Ed adds, “I make the Shimmerscape landscape and he makes the sky on top of it. Live, anyway. Just saying ‘keyboards’ is boring and it’s so much more than that. It’s about creating spaces you can put your head inside. We use different terms on every album. Ether Strands. Dust Slabs – chunks of white noise that flicker through the sound. We have our language in the studio for certain things that we do. There are Bubbles too, which are quite common.”
It’s not a language the band have ever written down. “But it would be cool to do it,” Ed says. “We have names for the different scales we use too. We don’t know any musical theory. It’s all tadpoles on sticks.”
Away from the studio, the band are taking the album to live audiences across Europe. “We’re playing new tunes, which is always fun,” Ed reveals. “It makes a big difference to us. There’s also a certain symbiosis with everyone on the bus. The crew are now actually very pleasant. They’ve done it enough times now to know what it takes.
“There’s also my new guitar, an Ibanez EGEN 18, which is energising performances. When you’ve got a live band roaring, you’ve got to be able to cut through. The top pickup screams like a demon.”
With the new album out, and the tour underway, what’s next?
“The plan is to do a Nodens Ictus album, which is about half-finished already,” Ed explains. “That’s us lot but without bass and drums. We’re doing gigs and I’m playing guitar all the way through it. It’s really nice. No amp, just DI’d and clean. And then who knows? A new Ozrics album hopefully a year from now. Maybe it’ll be unplugged, an acoustic album. This album is almost a peak that we’ve reached. They’re all like that, but on this one we’ve really widened it out. Albums of a slightly different nature might be interesting.”
Influenced by the altitudinous location of their home in Colorado, the need to rebuild their studio after a fire, and the evolving dynamic of a family band, the new Ozrics album is a phoenix rising from the ashes, and a career high. If the Ozric Tentacles have eluded you so far, now’s a great time to tune in.

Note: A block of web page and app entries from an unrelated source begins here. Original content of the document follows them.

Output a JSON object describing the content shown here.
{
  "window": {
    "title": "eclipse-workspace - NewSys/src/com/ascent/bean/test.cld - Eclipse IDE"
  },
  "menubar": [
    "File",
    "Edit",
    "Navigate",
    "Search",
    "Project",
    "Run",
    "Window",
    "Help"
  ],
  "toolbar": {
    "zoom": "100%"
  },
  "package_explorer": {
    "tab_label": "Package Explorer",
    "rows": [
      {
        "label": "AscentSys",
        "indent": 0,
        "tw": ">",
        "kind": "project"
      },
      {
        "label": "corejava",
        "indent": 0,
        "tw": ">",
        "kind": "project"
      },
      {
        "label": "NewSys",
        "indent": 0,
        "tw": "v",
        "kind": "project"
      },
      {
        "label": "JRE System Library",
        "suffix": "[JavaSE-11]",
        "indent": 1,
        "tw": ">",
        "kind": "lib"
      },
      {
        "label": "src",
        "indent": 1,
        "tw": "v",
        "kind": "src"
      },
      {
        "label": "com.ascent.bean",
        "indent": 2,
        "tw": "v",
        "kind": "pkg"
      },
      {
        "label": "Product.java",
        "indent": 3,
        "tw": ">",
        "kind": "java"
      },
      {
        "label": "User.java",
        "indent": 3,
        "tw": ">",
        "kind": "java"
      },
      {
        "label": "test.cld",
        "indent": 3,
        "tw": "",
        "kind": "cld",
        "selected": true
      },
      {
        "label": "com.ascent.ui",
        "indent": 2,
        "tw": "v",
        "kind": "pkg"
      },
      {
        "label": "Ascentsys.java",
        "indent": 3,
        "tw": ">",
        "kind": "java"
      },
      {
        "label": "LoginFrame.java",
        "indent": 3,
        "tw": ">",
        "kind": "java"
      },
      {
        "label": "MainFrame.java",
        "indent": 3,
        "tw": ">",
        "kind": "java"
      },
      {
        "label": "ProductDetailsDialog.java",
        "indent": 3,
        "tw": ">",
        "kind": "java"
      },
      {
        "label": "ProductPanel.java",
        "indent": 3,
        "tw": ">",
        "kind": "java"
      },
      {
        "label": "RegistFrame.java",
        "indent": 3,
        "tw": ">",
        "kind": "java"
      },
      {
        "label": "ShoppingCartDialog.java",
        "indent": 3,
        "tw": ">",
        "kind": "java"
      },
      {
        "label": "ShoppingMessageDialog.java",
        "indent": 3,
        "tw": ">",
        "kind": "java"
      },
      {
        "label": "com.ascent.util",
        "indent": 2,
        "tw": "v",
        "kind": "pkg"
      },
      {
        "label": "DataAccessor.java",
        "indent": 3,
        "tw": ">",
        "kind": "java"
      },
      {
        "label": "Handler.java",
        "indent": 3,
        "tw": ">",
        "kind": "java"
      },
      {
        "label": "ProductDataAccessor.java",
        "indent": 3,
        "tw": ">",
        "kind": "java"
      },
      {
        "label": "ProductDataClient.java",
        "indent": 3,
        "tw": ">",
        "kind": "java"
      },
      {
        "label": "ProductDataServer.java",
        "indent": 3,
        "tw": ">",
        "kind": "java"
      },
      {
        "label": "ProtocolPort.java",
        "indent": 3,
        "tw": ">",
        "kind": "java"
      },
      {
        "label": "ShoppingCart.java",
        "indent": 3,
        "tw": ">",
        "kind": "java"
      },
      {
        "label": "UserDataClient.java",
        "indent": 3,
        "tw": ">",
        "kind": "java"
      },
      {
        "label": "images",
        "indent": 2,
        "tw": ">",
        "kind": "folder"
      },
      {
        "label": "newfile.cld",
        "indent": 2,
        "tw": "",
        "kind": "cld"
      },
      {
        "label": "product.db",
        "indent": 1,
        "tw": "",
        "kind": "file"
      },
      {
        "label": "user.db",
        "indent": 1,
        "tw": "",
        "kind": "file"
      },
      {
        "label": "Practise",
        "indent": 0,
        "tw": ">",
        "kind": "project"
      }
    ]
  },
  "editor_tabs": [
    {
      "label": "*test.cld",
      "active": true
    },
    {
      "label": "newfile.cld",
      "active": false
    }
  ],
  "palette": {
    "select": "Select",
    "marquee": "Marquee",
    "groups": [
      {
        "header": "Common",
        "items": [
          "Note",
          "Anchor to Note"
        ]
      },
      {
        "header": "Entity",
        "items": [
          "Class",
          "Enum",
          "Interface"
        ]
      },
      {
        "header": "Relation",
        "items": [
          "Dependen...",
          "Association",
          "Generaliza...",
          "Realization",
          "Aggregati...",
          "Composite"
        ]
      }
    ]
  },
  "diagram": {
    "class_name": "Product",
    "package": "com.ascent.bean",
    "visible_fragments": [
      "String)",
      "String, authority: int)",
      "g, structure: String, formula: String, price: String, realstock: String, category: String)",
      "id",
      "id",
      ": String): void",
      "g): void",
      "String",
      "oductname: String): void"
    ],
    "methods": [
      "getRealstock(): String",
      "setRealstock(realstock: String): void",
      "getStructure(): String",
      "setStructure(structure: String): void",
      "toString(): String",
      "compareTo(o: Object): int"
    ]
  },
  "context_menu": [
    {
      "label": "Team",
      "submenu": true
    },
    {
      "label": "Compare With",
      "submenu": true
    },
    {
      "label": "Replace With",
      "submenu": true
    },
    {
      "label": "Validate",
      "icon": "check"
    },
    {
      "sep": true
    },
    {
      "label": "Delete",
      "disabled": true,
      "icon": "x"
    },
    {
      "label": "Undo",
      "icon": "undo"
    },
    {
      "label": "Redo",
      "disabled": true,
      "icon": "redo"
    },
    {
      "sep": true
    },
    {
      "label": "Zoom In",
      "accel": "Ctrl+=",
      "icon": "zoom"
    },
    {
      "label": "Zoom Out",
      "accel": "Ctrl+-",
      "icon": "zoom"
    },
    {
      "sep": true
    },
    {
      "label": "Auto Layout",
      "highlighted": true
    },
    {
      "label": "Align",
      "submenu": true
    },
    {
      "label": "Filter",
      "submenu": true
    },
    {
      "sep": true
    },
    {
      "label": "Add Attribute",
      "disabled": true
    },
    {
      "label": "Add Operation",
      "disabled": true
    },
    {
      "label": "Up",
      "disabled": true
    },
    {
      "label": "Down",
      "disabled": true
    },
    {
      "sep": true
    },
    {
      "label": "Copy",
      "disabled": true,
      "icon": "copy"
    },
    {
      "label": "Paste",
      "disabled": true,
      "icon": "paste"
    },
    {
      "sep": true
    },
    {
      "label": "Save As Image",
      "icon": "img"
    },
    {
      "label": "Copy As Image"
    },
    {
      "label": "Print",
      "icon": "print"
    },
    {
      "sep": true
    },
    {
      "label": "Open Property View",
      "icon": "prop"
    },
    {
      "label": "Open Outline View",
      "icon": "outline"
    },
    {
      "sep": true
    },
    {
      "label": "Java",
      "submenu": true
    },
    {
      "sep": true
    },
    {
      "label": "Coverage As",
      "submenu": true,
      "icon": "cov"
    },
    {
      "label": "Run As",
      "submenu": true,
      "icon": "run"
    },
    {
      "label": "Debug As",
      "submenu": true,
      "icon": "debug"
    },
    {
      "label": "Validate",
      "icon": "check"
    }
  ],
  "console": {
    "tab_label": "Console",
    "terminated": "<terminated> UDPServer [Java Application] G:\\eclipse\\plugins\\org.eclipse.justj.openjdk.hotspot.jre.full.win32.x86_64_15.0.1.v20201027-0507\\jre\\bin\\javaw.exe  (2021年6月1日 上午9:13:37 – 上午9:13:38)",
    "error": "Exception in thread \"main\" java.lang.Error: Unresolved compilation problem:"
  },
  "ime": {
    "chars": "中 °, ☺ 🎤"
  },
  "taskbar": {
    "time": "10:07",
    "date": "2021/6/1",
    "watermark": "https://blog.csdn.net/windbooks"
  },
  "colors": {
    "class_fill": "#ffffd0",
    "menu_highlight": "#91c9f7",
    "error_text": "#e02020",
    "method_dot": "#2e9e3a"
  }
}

Technicians Of The Sacred is out now on Madfish. See http://www.ozrics.com for details.